An Easebourne farm has become one of the first in West Sussex to invest in a state-of-the-art robotic milking parlour.
Dairy farmers have faced difficult recent times with figures suggesting the number of dairy herds in West Sussex has halved to around 60 since 2002.
But James Renwick is hoping to buck the trend by investing in the latest generation equipment at Buddington Farm with the help of a LEADER grant designed to help fund capital projects to grow the rural economy. He has installed two robotic milking machines with the aim of improving herd welfare and farm efficiency.
“The equipment will allow us to secure our cows’ long-term welfare by increasing the number of daily milkings,” he said. “The new cow-friendly regime is also expected to increase milk yield by 15 per cent. This is more natural for the herd with less standing around waiting to be milked in large groups, therefore reducing the chances of contracting lameness.”
The system offers the cows the freedom of entering the robots when they choose and can also determine when a cow last gave milk.
Once inside, the cows are identified by their tags and led out if they have been milked recently. Otherwise their udders are brushed and cleaned before a laser pinpoints where to connect to the machine, adjusting its grip to be gentle.
A built-in computer monitors a herd’s health and provides information, leading to an earlier diagnosis of potential health issues.
James Osman, National Farmers Union county adviser for West Sussex, said: “It is really encouraging to be able to support innovative dairy farmers who are looking to increase efficiency and productivity.”
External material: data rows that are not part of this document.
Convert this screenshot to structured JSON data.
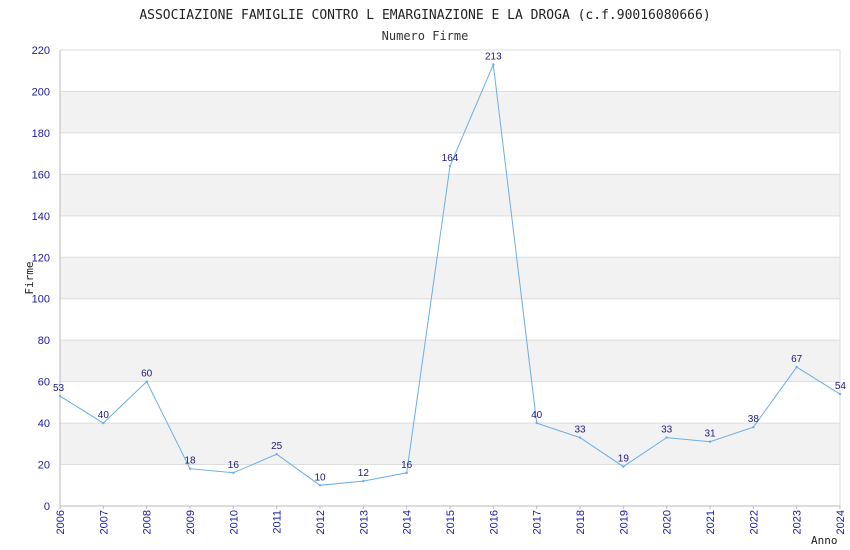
{
  "chart_data": {
    "type": "line",
    "title": "ASSOCIAZIONE FAMIGLIE CONTRO L EMARGINAZIONE E LA DROGA (c.f.90016080666)",
    "subtitle": "Numero Firme",
    "xlabel": "Anno",
    "ylabel": "Firme",
    "ylim": [
      0,
      220
    ],
    "yticks": [
      0,
      20,
      40,
      60,
      80,
      100,
      120,
      140,
      160,
      180,
      200,
      220
    ],
    "grid": true,
    "x": [
      "2006",
      "2007",
      "2008",
      "2009",
      "2010",
      "2011",
      "2012",
      "2013",
      "2014",
      "2015",
      "2016",
      "2017",
      "2018",
      "2019",
      "2020",
      "2021",
      "2022",
      "2023",
      "2024"
    ],
    "series": [
      {
        "values": [
          53,
          40,
          60,
          18,
          16,
          25,
          10,
          12,
          16,
          164,
          213,
          40,
          33,
          19,
          33,
          31,
          38,
          67,
          54
        ],
        "color": "#6aaee8"
      }
    ],
    "colors": {
      "band": "#f2f2f2",
      "grid": "#dddddd",
      "tick_text": "#1a1aa6",
      "label_text": "#1a1a80"
    }
  }
}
West Sussex County Council leader Louise Goldsmith added: “We all know dairy farms have had a tough time and we all want them to thrive and grow. The LEADER grants are a positive way to help our farmers.”